CY: Oysters, yeah.  Burgers, fried food, did that for, I think, six months.  Then from Jefferson’s I got a gig over at Dempsey’s, and that was when they revamped their menu and they had the old sous chef from 715 take charge of the kitchen.  We made all of our own sauces: ketchups, mustards, three different aiolis.  We prepped our own salmon for salmon burgers.  I started working with an actual grill, and kitchen etiquette came in to play in a big way.  A lot of communication skills.  That kitchen is fucking small as shit.

JG: At Dempsey’s?

CY: Yeah, at Dempsey’s.  Three people is pretty much max that can work in that kitchen.  Four’s pushing it.  So, after Dempsey’s, I talked to the old sous–his name’s Matt Lawson–and he’s currently cooking in Saudi Arabia.  He’s over there making bank and cooking all this crazy, awesome shit.  He got me a gig over at 715 doing prep on the weekends.  So for about three months, I was working seven days a week–five at Dempsey’s and prepping on the weekends at 715.  Then I transitioned over to 715.  Started doing more prep work, worked my way up on to the line and I’ve been there ever since.  It’s been about a year–maybe a little over a-year-and-a-half–that I’ve been at 715 Restaurant.  I was at Dempsey’s for about a year.  And here I am now.

JG: How do you think 715 compares to some of the other places you’ve worked?

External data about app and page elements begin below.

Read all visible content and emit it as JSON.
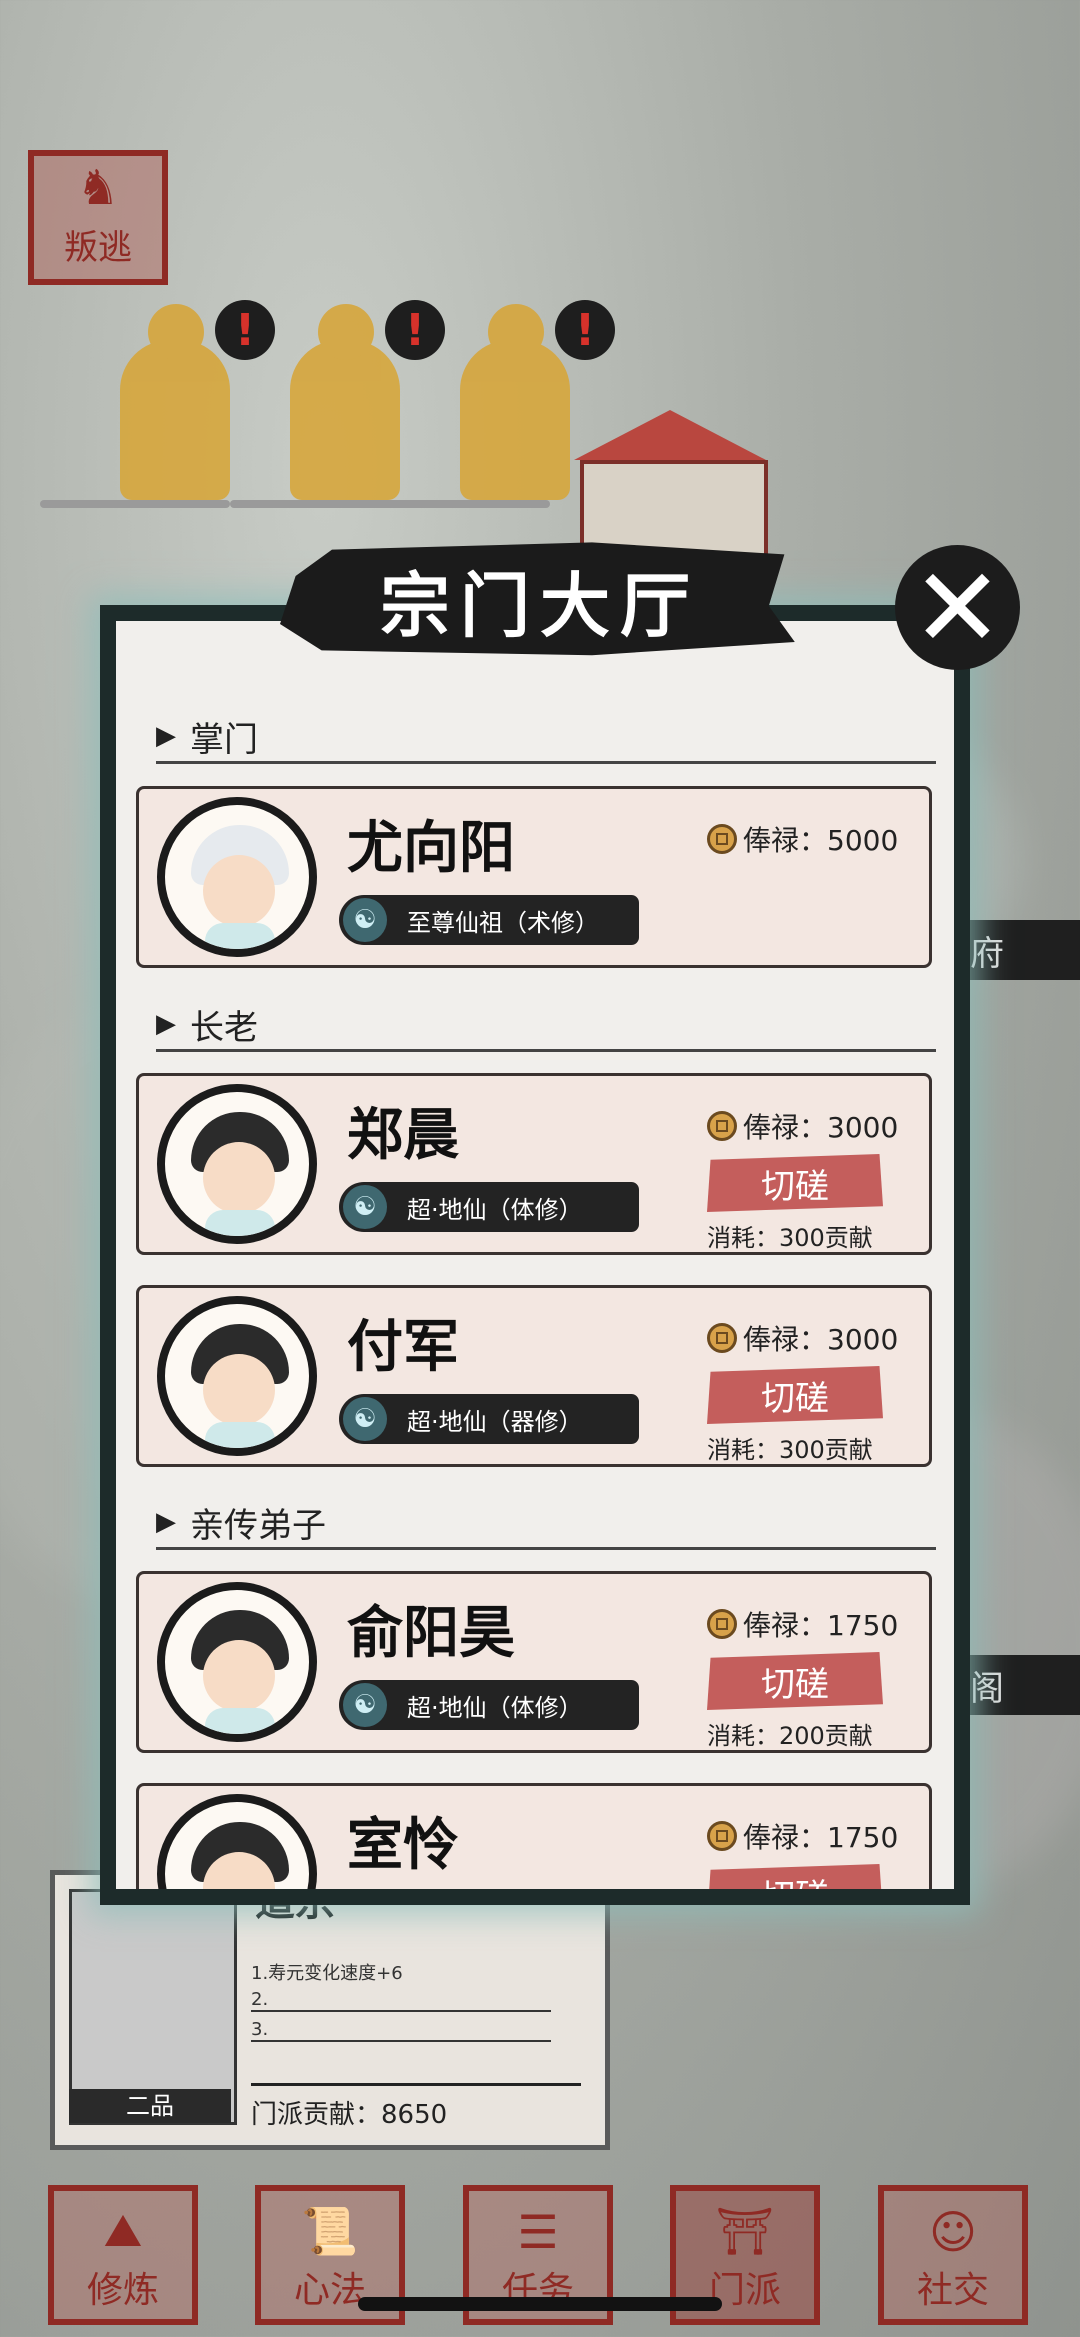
{
  "top_button": {
    "label": "叛逃",
    "icon": "runner-icon"
  },
  "alerts": [
    "!",
    "!",
    "!"
  ],
  "modal": {
    "title": "宗门大厅",
    "close_glyph": "✕",
    "sections": [
      {
        "header": "掌门",
        "members": [
          {
            "name": "尤向阳",
            "realm": "至尊仙祖（术修）",
            "salary_label": "俸禄：5000",
            "avatar": "white"
          }
        ]
      },
      {
        "header": "长老",
        "members": [
          {
            "name": "郑晨",
            "realm": "超·地仙（体修）",
            "salary_label": "俸禄：3000",
            "spar_label": "切磋",
            "cost_label": "消耗：300贡献",
            "avatar": "dark"
          },
          {
            "name": "付军",
            "realm": "超·地仙（器修）",
            "salary_label": "俸禄：3000",
            "spar_label": "切磋",
            "cost_label": "消耗：300贡献",
            "avatar": "dark"
          }
        ]
      },
      {
        "header": "亲传弟子",
        "members": [
          {
            "name": "俞阳昊",
            "realm": "超·地仙（体修）",
            "salary_label": "俸禄：1750",
            "spar_label": "切磋",
            "cost_label": "消耗：200贡献",
            "avatar": "dark"
          },
          {
            "name": "室怜",
            "salary_label": "俸禄：1750",
            "spar_label": "切磋",
            "avatar": "dark"
          }
        ]
      }
    ]
  },
  "sect_panel": {
    "title": "道宗",
    "grade": "二品",
    "lines": [
      "1.寿元变化速度+6",
      "2.",
      "3."
    ],
    "contribution_label": "门派贡献：8650"
  },
  "side_labels": {
    "right_1": "府",
    "right_2": "阁"
  },
  "nav": [
    {
      "label": "修炼",
      "icon": "mountain-icon"
    },
    {
      "label": "心法",
      "icon": "scroll-icon"
    },
    {
      "label": "任务",
      "icon": "book-icon"
    },
    {
      "label": "门派",
      "icon": "gate-icon"
    },
    {
      "label": "社交",
      "icon": "people-icon"
    }
  ]
}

CY: There’s no comparison.  715 Restaurant is fucking awesome.  The amount of work and effort that’s put into each individual dish that comes off that line is far more substantial than anywhere else that I’ve worked and all the other kitchens.  It feels good to be able to work in a restaurant, in a kitchen of that calibre.

JG: 715 is a popular restaurant in Lawrence.  What do you think makes it so popular?

CY: I would have to say the food.  The food is where it’s at.  There’s also the atmosphere.  High ceilings.  It’s kind of dark.  No TVs, which is awesome.  We don’t have any taps, like beers on tap there.  Everything’s just straightfoward.  The service is really good.  Also the open kitchen is pretty fuckin’ rad.  At first it took me a while–probably took me about a week, maybe a week and a half–to get used to walking up on the line and having all these people watching you, watching you cook, really checking you out.  But it’s pretty awesome.  You get going and you tend to forget about it.  You do what you have to do, do what you love to do, and just cook.

JG: I was going to ask you what it’s like cooking in the open kitchen, if you get nervous with customers watching you do your job.

CY: There are some times when people sit at the chef’s table, which is six seats right in front of the kitchen.  It’s probably a two foot distance from the kitchen to where they’re sitting.  From time to time that still weirds me out.  There’s people that come and just hang out and some ask questions and a lot of them, most of them just watch, you know, like wide-eyed; “Oh, it’s like a show!  Whoa!”   Like it’s cooking theatre or something.

JG: On a busy night, how do you stay on top of things and keep track of it all?

CY: Usually when it gets really busy, it’s up to the expediter to sort everything out, call out what’s next, what’s coming up, on this ticket we need this, we need that, where is everything.  He’s pretty much the traffic conductor that funnels all the traffic out, all the food out on time.  And when I’m working on the grill or on the pizza station, I try to get everything out on time in order to fulfill each order, each ticket that’s called out.  It’s pretty strenuous, pretty tedious, working expo station.  But it’s great.  It’s a lot of stress, and once you get done with it and the rush is over, you’re just like, “Fuckin’ sweet!  Nothing really failed, nothing blew up.”